Dr. Propper uses amphibians as model systems to understand how environmental contaminants impact development, reproduction, and behavior. Specifically, work in her lab tests hypotheses regarding whether individual compounds and complexes mixes impact physiological function.
Diane M. Stearns, Chemistry
The Stearns lab looks at how uranium and chromium interact with DNA to cause mutations that may lead to cancer. We expose isolated DNA or cultured cells to metal complexes and investigate the resulting DNA lesions, for example, strand breaks, crosslinks, and metal-DNA adducts.
Thomas Whitham, Catherine Gehring, and Amy Whipple, Biology
This group of researchers is interested in drought effects in pinyon pine communities. This research area involves ongoing ecological studies in the piñon-juniper woodland surrounding Flagstaff, Arizona. For two decades, this research group has examined environmental controls on interactions among plants, fungi, bacteria, arthropods, and vertebrates through monitoring efforts and long-term experiments that allow them to address the importance of genetically-based resistance traits in piñon pines on community and ecosystem processes. With recent acquisition of new tools for genetic and molecular analysis, researchers are now able to examine how the presence or absence of individual genes translates to higher levels of organization, including population genetics, microbial and plant community composition, and ecosystem function. Similarly, researchers can probe the influence of environmental perturbations, such as the recent drought in the Southwest, on the genetic structure and distribution of pinyon pine trees and dependent

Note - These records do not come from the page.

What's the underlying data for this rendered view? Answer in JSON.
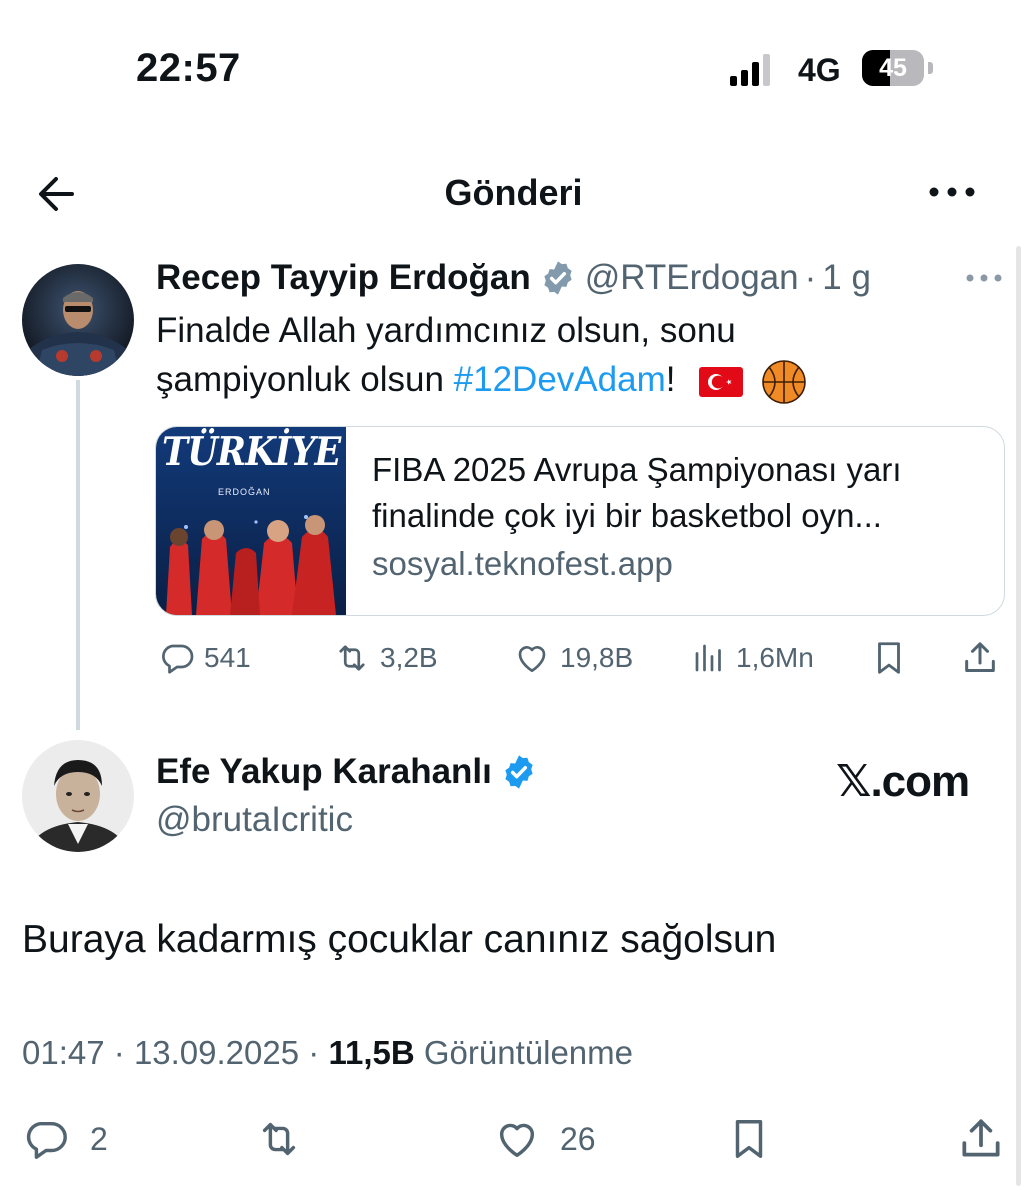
{
  "status_bar": {
    "time": "22:57",
    "network": "4G",
    "battery_level": "45",
    "battery_fraction": 0.45,
    "signal_bars_active": 3,
    "signal_bars_total": 4
  },
  "nav": {
    "title": "Gönderi",
    "back_icon": "arrow-left-icon",
    "more_icon": "more-horizontal-icon"
  },
  "main_tweet": {
    "author_name": "Recep Tayyip Erdoğan",
    "verified_color": "#829aab",
    "handle": "@RTErdogan",
    "separator": "·",
    "age": "1 g",
    "text_line1": "Finalde Allah yardımcınız olsun, sonu",
    "text_line2_prefix": "şampiyonluk olsun ",
    "hashtag": "#12DevAdam",
    "text_line2_suffix": "!",
    "emojis": [
      "turkey-flag-emoji",
      "basketball-emoji"
    ],
    "card": {
      "image_title": "TÜRKİYE",
      "image_caption": "ERDOĞAN",
      "title": "FIBA 2025 Avrupa Şampiyonası yarı finalinde çok iyi bir basketbol oyn...",
      "domain": "sosyal.teknofest.app"
    },
    "stats": {
      "replies": "541",
      "retweets": "3,2B",
      "likes": "19,8B",
      "views": "1,6Mn"
    }
  },
  "reply_tweet": {
    "author_name": "Efe Yakup Karahanlı",
    "verified_color": "#1d9bf0",
    "handle": "@brutaIcritic",
    "watermark": "𝕏.com",
    "text": "Buraya kadarmış çocuklar canınız sağolsun",
    "time": "01:47",
    "date": "13.09.2025",
    "separator": "·",
    "views_count": "11,5B",
    "views_label": "Görüntülenme",
    "stats": {
      "replies": "2",
      "likes": "26"
    }
  },
  "colors": {
    "accent": "#1d9bf0",
    "secondary_text": "#536471",
    "primary_text": "#0f1419",
    "border": "#cfd9de"
  }
}
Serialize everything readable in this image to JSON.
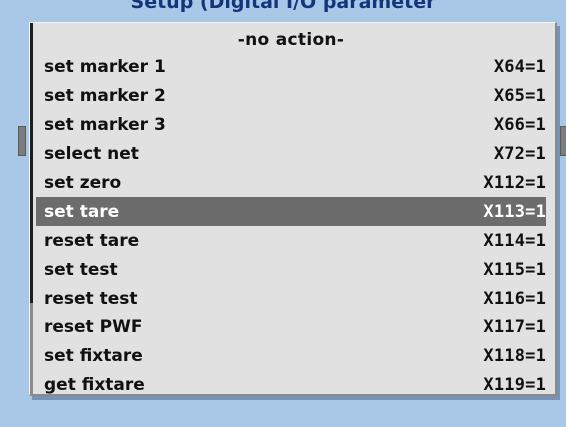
{
  "background": {
    "dialog_title": "Setup (Digital I/O parameter"
  },
  "menu": {
    "header": "-no action-",
    "items": [
      {
        "label": "set marker 1",
        "code": "X64=1"
      },
      {
        "label": "set marker 2",
        "code": "X65=1"
      },
      {
        "label": "set marker 3",
        "code": "X66=1"
      },
      {
        "label": "select net",
        "code": "X72=1"
      },
      {
        "label": "set zero",
        "code": "X112=1"
      },
      {
        "label": "set tare",
        "code": "X113=1",
        "selected": true
      },
      {
        "label": "reset tare",
        "code": "X114=1"
      },
      {
        "label": "set test",
        "code": "X115=1"
      },
      {
        "label": "reset test",
        "code": "X116=1"
      },
      {
        "label": "reset PWF",
        "code": "X117=1"
      },
      {
        "label": "set fixtare",
        "code": "X118=1"
      },
      {
        "label": "get fixtare",
        "code": "X119=1"
      }
    ]
  },
  "colors": {
    "window_background": "#a9c8e8",
    "menu_background": "#e1e1e1",
    "selection_background": "#6c6c6c",
    "selection_text": "#ffffff",
    "title_text": "#14357a"
  }
}
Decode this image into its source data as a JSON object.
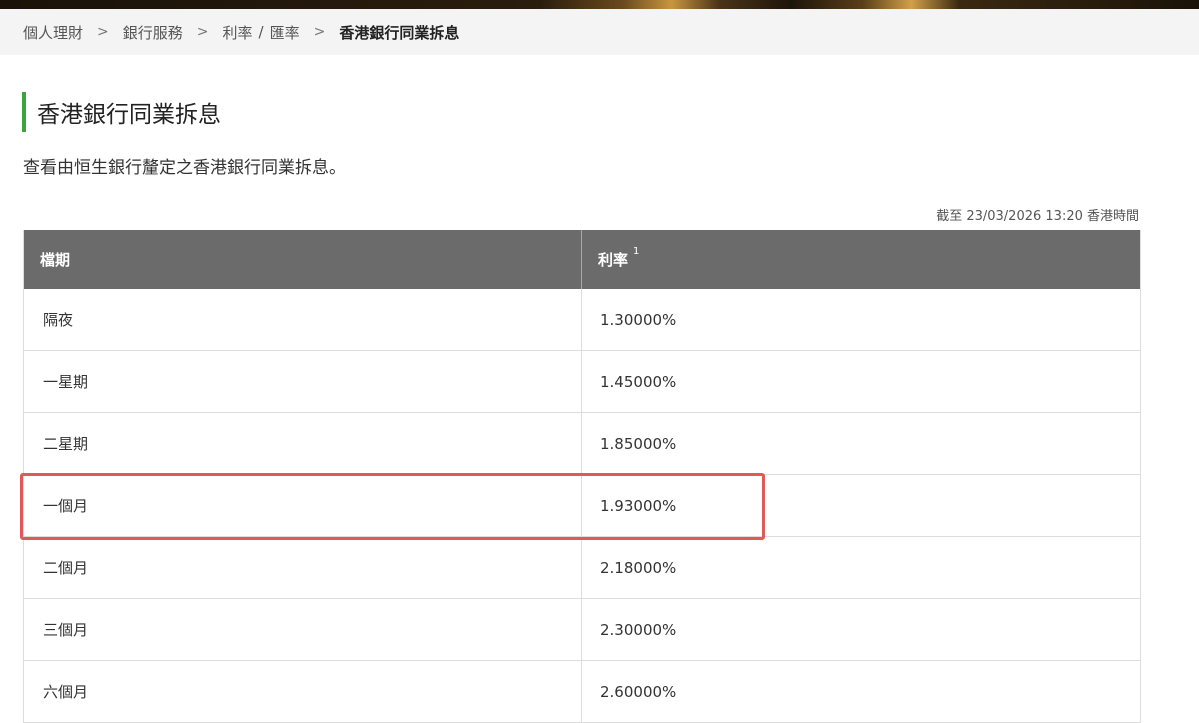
{
  "breadcrumb": {
    "items": [
      "個人理財",
      "銀行服務",
      "利率",
      "匯率",
      "香港銀行同業拆息"
    ],
    "separator": ">",
    "slash": "/"
  },
  "page": {
    "title": "香港銀行同業拆息",
    "description": "查看由恒生銀行釐定之香港銀行同業拆息。",
    "as_of": "截至 23/03/2026 13:20 香港時間",
    "accent_color": "#3aa53a",
    "highlight_color": "#e05a5a"
  },
  "table": {
    "headers": [
      "檔期",
      "利率"
    ],
    "rate_footnote": "1",
    "rows": [
      {
        "term": "隔夜",
        "rate": "1.30000%"
      },
      {
        "term": "一星期",
        "rate": "1.45000%"
      },
      {
        "term": "二星期",
        "rate": "1.85000%"
      },
      {
        "term": "一個月",
        "rate": "1.93000%"
      },
      {
        "term": "二個月",
        "rate": "2.18000%"
      },
      {
        "term": "三個月",
        "rate": "2.30000%"
      },
      {
        "term": "六個月",
        "rate": "2.60000%"
      }
    ]
  }
}
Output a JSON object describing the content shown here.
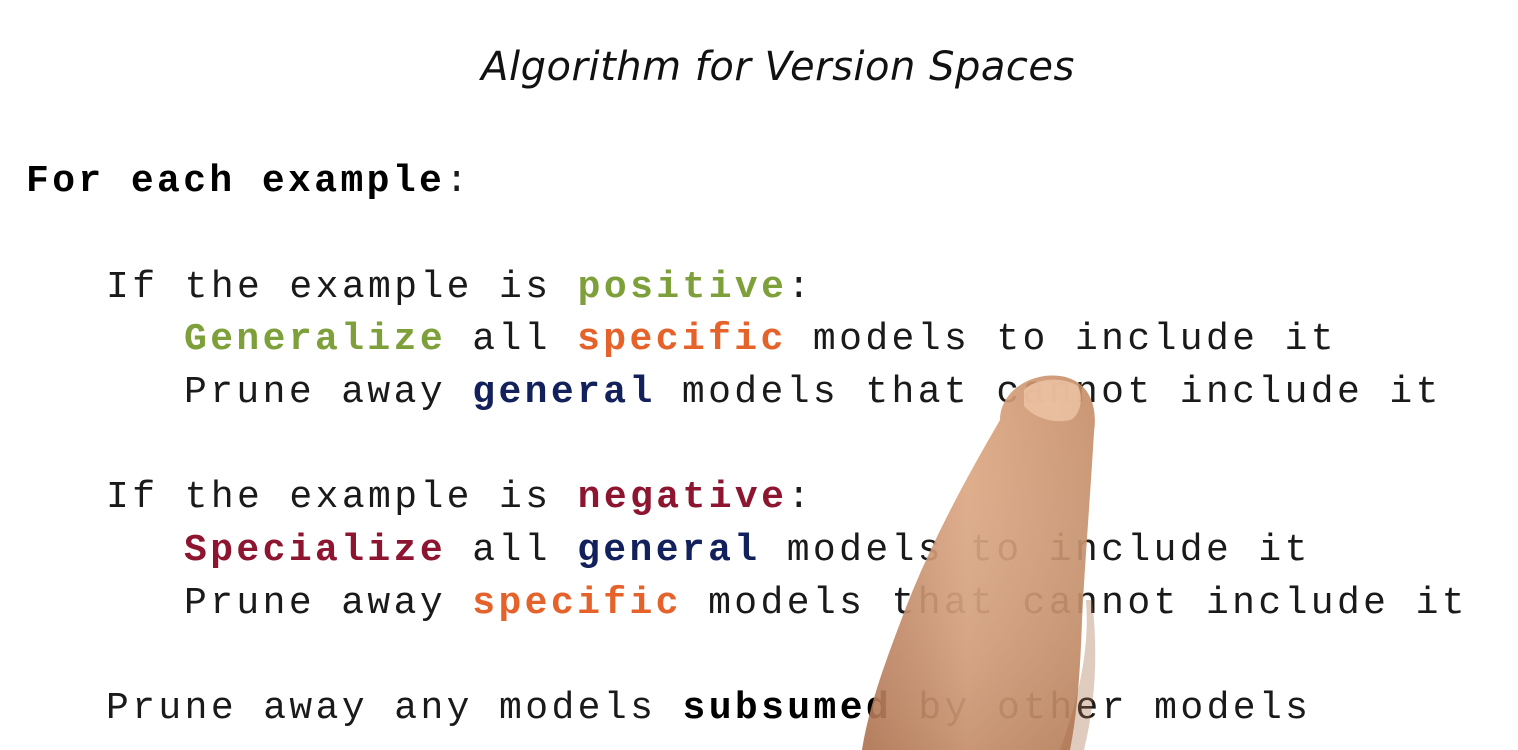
{
  "title": "Algorithm for Version Spaces",
  "lines": [
    {
      "bold_text": "For each example",
      "rest": ":"
    },
    {
      "pre": "If the example is ",
      "kw": "positive",
      "post": ":"
    },
    {
      "kw": "Generalize",
      "mid": " all ",
      "kw2": "specific",
      "post": " models to include it"
    },
    {
      "pre": "Prune away ",
      "kw": "general",
      "post": " models that cannot include it"
    },
    {
      "pre": "If the example is ",
      "kw": "negative",
      "post": ":"
    },
    {
      "kw": "Specialize",
      "mid": " all ",
      "kw2": "general",
      "post": " models to include it"
    },
    {
      "pre": "Prune away ",
      "kw": "specific",
      "post": " models that cannot include it"
    },
    {
      "pre": "Prune away any models ",
      "kw": "subsumed",
      "post": " by other models"
    }
  ],
  "colors": {
    "positive": "#7ea03a",
    "specific": "#e5632a",
    "general": "#12215c",
    "negative": "#8e1530"
  }
}
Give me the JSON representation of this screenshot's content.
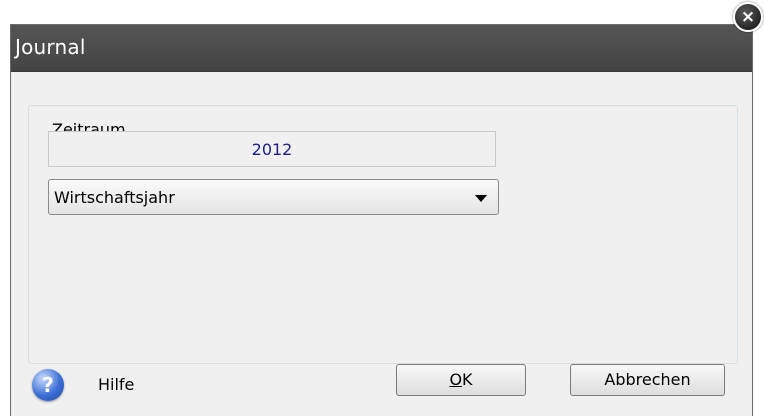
{
  "window": {
    "title": "Journal",
    "close_symbol": "×"
  },
  "group": {
    "label": "Zeitraum",
    "year_value": "2012",
    "period_select": {
      "selected": "Wirtschaftsjahr"
    }
  },
  "footer": {
    "help_symbol": "?",
    "help_label": "Hilfe",
    "ok_accesskey": "O",
    "ok_rest": "K",
    "cancel_label": "Abbrechen"
  },
  "icons": {
    "close": "close-icon",
    "help": "help-icon",
    "dropdown": "chevron-down-icon"
  },
  "colors": {
    "titlebar": "#4a4a4a",
    "dialog_bg": "#f0f0f0",
    "year_text": "#1b1b8a",
    "help_blue": "#3c6fd6"
  }
}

2014 program dates and application deadline

The 2014 Research Experience for Undergraduates in Environmental Sciences program runs from May 27 to August 2, 2014. The application deadline is March 10, 2014.

>> Application

Contact information

Dr. Amy Whipple
Phone: 928-523-8727